Among the frequently asked questions I receive about the new resource, Focus on the Five Practices: A Congregation-Wide Initiative are, “What if we already had a sermon series on the Five Practices?” and “What if our congregation has already used Five Practices of Fruitful Congregations for a book study or leadership training?” Are the new materials helpful if we’ve already done these things?
Remember that the goal of presenting the Five Practices is to develop a unifying common language that stimulates action toward greater fruitfulness, to experience a shift in culture and attitude from maintenance to mission, from “What’s in it for me?” to “How can I help?” The purpose is to reinvigorate the congregation with a sense of purpose and connection to God and the ministry of Jesus Christ.
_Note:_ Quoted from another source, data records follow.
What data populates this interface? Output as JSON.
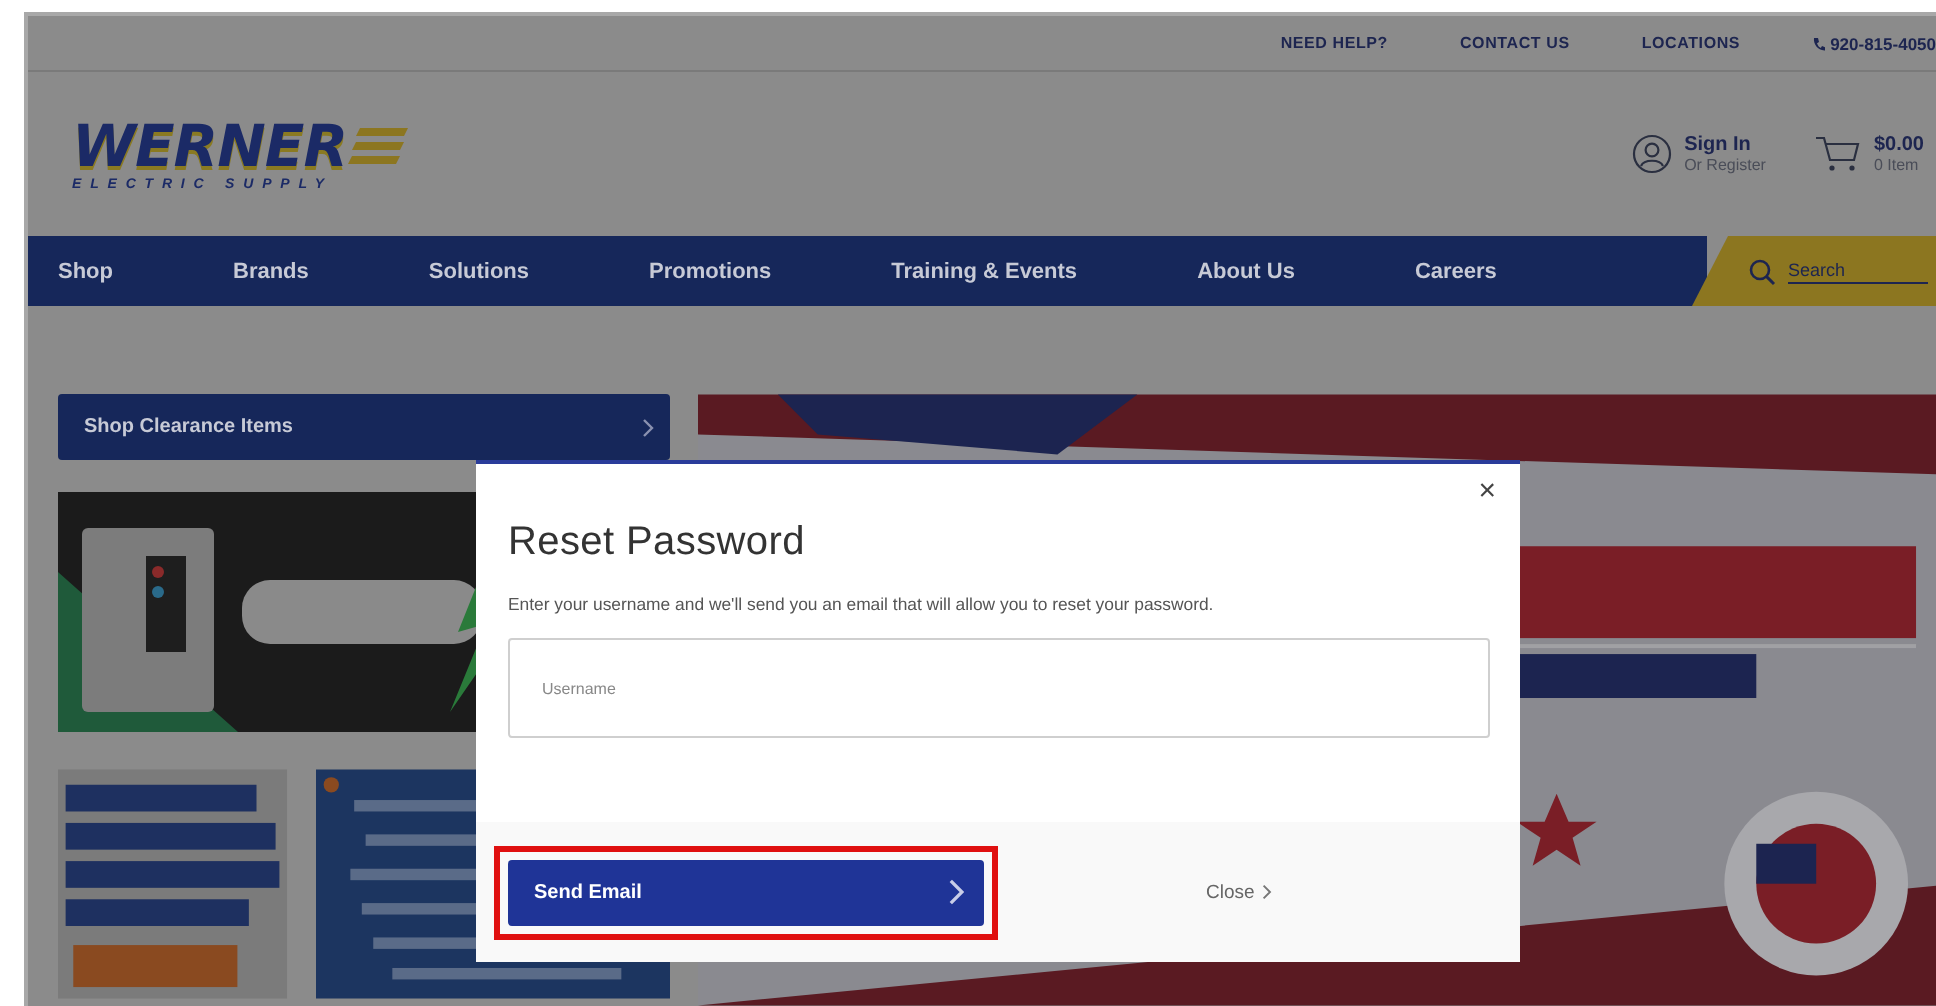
{
  "top_bar": {
    "links": [
      "NEED HELP?",
      "CONTACT US",
      "LOCATIONS"
    ],
    "phone": "920-815-4050"
  },
  "logo": {
    "name": "WERNER",
    "tagline": "ELECTRIC SUPPLY"
  },
  "account": {
    "title": "Sign In",
    "subtitle": "Or Register"
  },
  "cart": {
    "total": "$0.00",
    "items": "0 Item"
  },
  "nav": {
    "items": [
      "Shop",
      "Brands",
      "Solutions",
      "Promotions",
      "Training & Events",
      "About Us",
      "Careers"
    ],
    "search_placeholder": "Search"
  },
  "clearance_link": {
    "label": "Shop Clearance Items"
  },
  "dialog": {
    "title": "Reset Password",
    "close_glyph": "×",
    "description": "Enter your username and we'll send you an email that will allow you to reset your password.",
    "field": {
      "placeholder": "Username"
    },
    "send_button": {
      "label": "Send Email",
      "highlighted": true
    },
    "close_link": "Close"
  }
}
Through focusing on the Five Practices, people grow in their understanding of the “why” of church life, increasing their motivation and passion for ministry.
These are practices. They are not a program or package or one-time “how-to” quick fix. Just as we watch major league baseball players repeat, improve, and deepen the same essential tasks of batting, catching, and running as we see little leaguers do, so also a congregation at every stage and size becomes more fruitful by repeating and deepening and improving the practices. No pro baseball player says, “I don’t practice batting anymore…I’ve got that down!” No congregation can say, “We’re already done Risk-taking Mission and Service so we’re beyond that now!”
So, what if our congregation has already used Five Practices of Fruitful Congregations for a book study or leadership training?
Great! This means that your leadership or some part of the congregation is already acquainted with the power of these practices to stimulate greater excellence and fruitfulness. However, the full effectiveness of these practices to shape congregational culture is limited when only the church staff or leaders or one small group are familiar with the concepts. The Focus on the Five Practices initiative moves the language deeper into the awareness and practice of the congregation, beyond the leaders to the volunteers and teachers and into the daily lives of members and guests. If you have already studied Five Practices of Fruitful Congregations, you are one step ahead. Establish the teams, organize the congregation-wide initiative, preach the sermon series, use the videos, and distribute the daily devotional book, Cultivating Fruitfulness, and the whole church will come alive with a renewed and unifying sense of purpose.
What if we have already had a sermon series on the Five Practices?
Hundreds of pastors have already preached sermons on the Five Practices, and this should not limit a congregation from participating in a more in-depth, congregation-wide consideration of the practices. Because of the infinitely possible examples, stories, scriptural foundations, and personal applications of the Five Practices, the pastor could develop another series on the Five Practices with new sermon material. In fact, the new Leader Manual includes sample sermons and DVD videos that can help stimulate new ideas. Or the pastor may wish to slightly alter the focus to add new depth to what she or he previously preached. For instance, instead of a sermon entitled “Radical Hospitality,” the pastor could develop a sermon on “Radical Hospitality and the Fruitful Christian Life” to make the topic more focused on personal discipleship, or “Radical Hospitality and Engaging the Stranger” to give a greater focus to our social witness of reaching the poor. The possibilities are unlimited. Or the congregation may wish to invite laypersons, guest speakers, or youth to lead the sermon series.
When I served as pastor, our church staff made it an annual habit to use a few weeks in late August and early September to preach a sermon series that reviewed and renewed the basic understandings and expectations of church membership and Christian discipleship and to focus on our mission as a congregation. We chose this time for the series because late August and early September was when people returned from summer vacations, new fall programs and classes began, attendance increased after the summer slump, and new people visited as school started. We varied the titles somewhat, but each year we would repeat the basic commitments and common understandings of our mission. Other churches do something similar in January, and some would do it in preparation each year for their stewardship emphasis. If I were serving a congregation now, I’d make some sort of review of the five practices a regular feature of the annual schedule. The more deeply the language of Radical Hospitality, Passionate Worship, Intentional Faith Development, Risk-taking Mission and Service, and Extravagant Generosity are embedded in the hearts and minds of our members and friends, the more alive and responsive our churches will become in our mission.
Yours in Christ,